THE INPUT ▸
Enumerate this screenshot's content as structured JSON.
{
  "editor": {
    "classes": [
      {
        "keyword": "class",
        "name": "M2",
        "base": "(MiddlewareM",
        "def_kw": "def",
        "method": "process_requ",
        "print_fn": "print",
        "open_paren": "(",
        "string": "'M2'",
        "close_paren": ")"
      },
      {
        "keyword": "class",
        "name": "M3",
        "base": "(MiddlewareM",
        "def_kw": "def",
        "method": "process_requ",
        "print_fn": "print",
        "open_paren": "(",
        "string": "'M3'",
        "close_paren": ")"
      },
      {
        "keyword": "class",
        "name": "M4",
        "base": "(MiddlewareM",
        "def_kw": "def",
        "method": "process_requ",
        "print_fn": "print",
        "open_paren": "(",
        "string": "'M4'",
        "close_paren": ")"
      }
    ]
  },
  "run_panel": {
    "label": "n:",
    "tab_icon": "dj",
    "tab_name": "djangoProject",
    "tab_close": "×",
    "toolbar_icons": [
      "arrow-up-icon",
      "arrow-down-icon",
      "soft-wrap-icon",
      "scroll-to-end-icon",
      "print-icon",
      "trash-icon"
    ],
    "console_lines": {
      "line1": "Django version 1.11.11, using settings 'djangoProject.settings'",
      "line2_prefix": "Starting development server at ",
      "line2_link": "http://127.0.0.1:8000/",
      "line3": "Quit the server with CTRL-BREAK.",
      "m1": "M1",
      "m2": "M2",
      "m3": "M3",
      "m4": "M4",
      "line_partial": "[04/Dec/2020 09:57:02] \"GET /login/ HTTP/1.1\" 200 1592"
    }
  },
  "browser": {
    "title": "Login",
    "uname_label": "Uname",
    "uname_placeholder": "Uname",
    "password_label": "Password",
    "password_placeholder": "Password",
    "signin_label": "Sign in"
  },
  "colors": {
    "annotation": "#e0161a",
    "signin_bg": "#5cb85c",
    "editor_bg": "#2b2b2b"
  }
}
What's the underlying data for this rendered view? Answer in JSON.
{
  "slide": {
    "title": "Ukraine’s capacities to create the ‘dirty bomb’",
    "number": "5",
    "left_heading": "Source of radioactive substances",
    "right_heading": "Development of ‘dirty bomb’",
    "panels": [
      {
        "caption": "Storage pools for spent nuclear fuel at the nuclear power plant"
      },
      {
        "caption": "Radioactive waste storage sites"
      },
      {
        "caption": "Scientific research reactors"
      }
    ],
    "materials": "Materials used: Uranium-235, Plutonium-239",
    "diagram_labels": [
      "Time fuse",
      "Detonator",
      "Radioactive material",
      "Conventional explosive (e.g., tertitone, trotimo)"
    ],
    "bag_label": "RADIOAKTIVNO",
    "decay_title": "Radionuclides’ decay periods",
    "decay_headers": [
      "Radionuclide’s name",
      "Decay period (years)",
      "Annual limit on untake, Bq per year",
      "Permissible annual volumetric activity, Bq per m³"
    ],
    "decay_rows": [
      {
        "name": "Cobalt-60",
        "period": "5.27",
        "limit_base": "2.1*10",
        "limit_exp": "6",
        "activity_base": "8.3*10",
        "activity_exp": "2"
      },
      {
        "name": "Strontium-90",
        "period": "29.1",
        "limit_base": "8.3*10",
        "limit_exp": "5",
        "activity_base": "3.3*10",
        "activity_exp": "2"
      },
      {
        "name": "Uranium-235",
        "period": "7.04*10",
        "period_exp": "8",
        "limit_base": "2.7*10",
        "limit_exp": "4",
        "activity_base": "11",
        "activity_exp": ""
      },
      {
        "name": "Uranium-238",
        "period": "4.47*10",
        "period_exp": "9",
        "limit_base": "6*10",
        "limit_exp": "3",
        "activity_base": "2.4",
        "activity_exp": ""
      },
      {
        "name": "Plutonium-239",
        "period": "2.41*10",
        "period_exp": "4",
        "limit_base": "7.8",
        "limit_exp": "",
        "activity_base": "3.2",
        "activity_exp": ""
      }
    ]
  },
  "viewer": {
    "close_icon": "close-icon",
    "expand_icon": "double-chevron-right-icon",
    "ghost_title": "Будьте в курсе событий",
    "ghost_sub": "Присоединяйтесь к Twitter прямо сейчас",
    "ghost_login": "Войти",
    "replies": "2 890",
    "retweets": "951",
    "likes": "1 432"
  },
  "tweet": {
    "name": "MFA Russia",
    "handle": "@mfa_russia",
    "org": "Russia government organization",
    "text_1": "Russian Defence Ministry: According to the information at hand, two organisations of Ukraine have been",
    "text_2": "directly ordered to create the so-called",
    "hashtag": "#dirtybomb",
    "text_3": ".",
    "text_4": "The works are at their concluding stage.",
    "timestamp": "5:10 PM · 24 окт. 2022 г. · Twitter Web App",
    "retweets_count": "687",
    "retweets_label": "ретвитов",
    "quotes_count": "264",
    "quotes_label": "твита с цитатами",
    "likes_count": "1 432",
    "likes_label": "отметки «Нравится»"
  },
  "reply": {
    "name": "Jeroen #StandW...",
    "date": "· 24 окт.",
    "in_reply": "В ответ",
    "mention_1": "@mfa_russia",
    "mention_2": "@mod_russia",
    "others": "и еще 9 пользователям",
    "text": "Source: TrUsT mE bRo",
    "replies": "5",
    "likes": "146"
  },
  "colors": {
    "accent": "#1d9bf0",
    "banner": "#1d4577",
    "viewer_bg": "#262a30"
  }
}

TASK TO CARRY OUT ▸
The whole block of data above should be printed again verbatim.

OUTPUT FOR THIS EXERCISE ▸
Enumerate this screenshot's content as structured JSON.
{
  "editor": {
    "classes": [
      {
        "keyword": "class",
        "name": "M2",
        "base": "(MiddlewareM",
        "def_kw": "def",
        "method": "process_requ",
        "print_fn": "print",
        "open_paren": "(",
        "string": "'M2'",
        "close_paren": ")"
      },
      {
        "keyword": "class",
        "name": "M3",
        "base": "(MiddlewareM",
        "def_kw": "def",
        "method": "process_requ",
        "print_fn": "print",
        "open_paren": "(",
        "string": "'M3'",
        "close_paren": ")"
      },
      {
        "keyword": "class",
        "name": "M4",
        "base": "(MiddlewareM",
        "def_kw": "def",
        "method": "process_requ",
        "print_fn": "print",
        "open_paren": "(",
        "string": "'M4'",
        "close_paren": ")"
      }
    ]
  },
  "run_panel": {
    "label": "n:",
    "tab_icon": "dj",
    "tab_name": "djangoProject",
    "tab_close": "×",
    "toolbar_icons": [
      "arrow-up-icon",
      "arrow-down-icon",
      "soft-wrap-icon",
      "scroll-to-end-icon",
      "print-icon",
      "trash-icon"
    ],
    "console_lines": {
      "line1": "Django version 1.11.11, using settings 'djangoProject.settings'",
      "line2_prefix": "Starting development server at ",
      "line2_link": "http://127.0.0.1:8000/",
      "line3": "Quit the server with CTRL-BREAK.",
      "m1": "M1",
      "m2": "M2",
      "m3": "M3",
      "m4": "M4",
      "line_partial": "[04/Dec/2020 09:57:02] \"GET /login/ HTTP/1.1\" 200 1592"
    }
  },
  "browser": {
    "title": "Login",
    "uname_label": "Uname",
    "uname_placeholder": "Uname",
    "password_label": "Password",
    "password_placeholder": "Password",
    "signin_label": "Sign in"
  },
  "colors": {
    "annotation": "#e0161a",
    "signin_bg": "#5cb85c",
    "editor_bg": "#2b2b2b"
  }
}
What's the underlying data for this rendered view? Answer in JSON.
{
  "slide": {
    "title": "Ukraine’s capacities to create the ‘dirty bomb’",
    "number": "5",
    "left_heading": "Source of radioactive substances",
    "right_heading": "Development of ‘dirty bomb’",
    "panels": [
      {
        "caption": "Storage pools for spent nuclear fuel at the nuclear power plant"
      },
      {
        "caption": "Radioactive waste storage sites"
      },
      {
        "caption": "Scientific research reactors"
      }
    ],
    "materials": "Materials used: Uranium-235, Plutonium-239",
    "diagram_labels": [
      "Time fuse",
      "Detonator",
      "Radioactive material",
      "Conventional explosive (e.g., tertitone, trotimo)"
    ],
    "bag_label": "RADIOAKTIVNO",
    "decay_title": "Radionuclides’ decay periods",
    "decay_headers": [
      "Radionuclide’s name",
      "Decay period (years)",
      "Annual limit on untake, Bq per year",
      "Permissible annual volumetric activity, Bq per m³"
    ],
    "decay_rows": [
      {
        "name": "Cobalt-60",
        "period": "5.27",
        "limit_base": "2.1*10",
        "limit_exp": "6",
        "activity_base": "8.3*10",
        "activity_exp": "2"
      },
      {
        "name": "Strontium-90",
        "period": "29.1",
        "limit_base": "8.3*10",
        "limit_exp": "5",
        "activity_base": "3.3*10",
        "activity_exp": "2"
      },
      {
        "name": "Uranium-235",
        "period": "7.04*10",
        "period_exp": "8",
        "limit_base": "2.7*10",
        "limit_exp": "4",
        "activity_base": "11",
        "activity_exp": ""
      },
      {
        "name": "Uranium-238",
        "period": "4.47*10",
        "period_exp": "9",
        "limit_base": "6*10",
        "limit_exp": "3",
        "activity_base": "2.4",
        "activity_exp": ""
      },
      {
        "name": "Plutonium-239",
        "period": "2.41*10",
        "period_exp": "4",
        "limit_base": "7.8",
        "limit_exp": "",
        "activity_base": "3.2",
        "activity_exp": ""
      }
    ]
  },
  "viewer": {
    "close_icon": "close-icon",
    "expand_icon": "double-chevron-right-icon",
    "ghost_title": "Будьте в курсе событий",
    "ghost_sub": "Присоединяйтесь к Twitter прямо сейчас",
    "ghost_login": "Войти",
    "replies": "2 890",
    "retweets": "951",
    "likes": "1 432"
  },
  "tweet": {
    "name": "MFA Russia",
    "handle": "@mfa_russia",
    "org": "Russia government organization",
    "text_1": "Russian Defence Ministry: According to the information at hand, two organisations of Ukraine have been",
    "text_2": "directly ordered to create the so-called",
    "hashtag": "#dirtybomb",
    "text_3": ".",
    "text_4": "The works are at their concluding stage.",
    "timestamp": "5:10 PM · 24 окт. 2022 г. · Twitter Web App",
    "retweets_count": "687",
    "retweets_label": "ретвитов",
    "quotes_count": "264",
    "quotes_label": "твита с цитатами",
    "likes_count": "1 432",
    "likes_label": "отметки «Нравится»"
  },
  "reply": {
    "name": "Jeroen #StandW...",
    "date": "· 24 окт.",
    "in_reply": "В ответ",
    "mention_1": "@mfa_russia",
    "mention_2": "@mod_russia",
    "others": "и еще 9 пользователям",
    "text": "Source: TrUsT mE bRo",
    "replies": "5",
    "likes": "146"
  },
  "colors": {
    "accent": "#1d9bf0",
    "banner": "#1d4577",
    "viewer_bg": "#262a30"
  }
}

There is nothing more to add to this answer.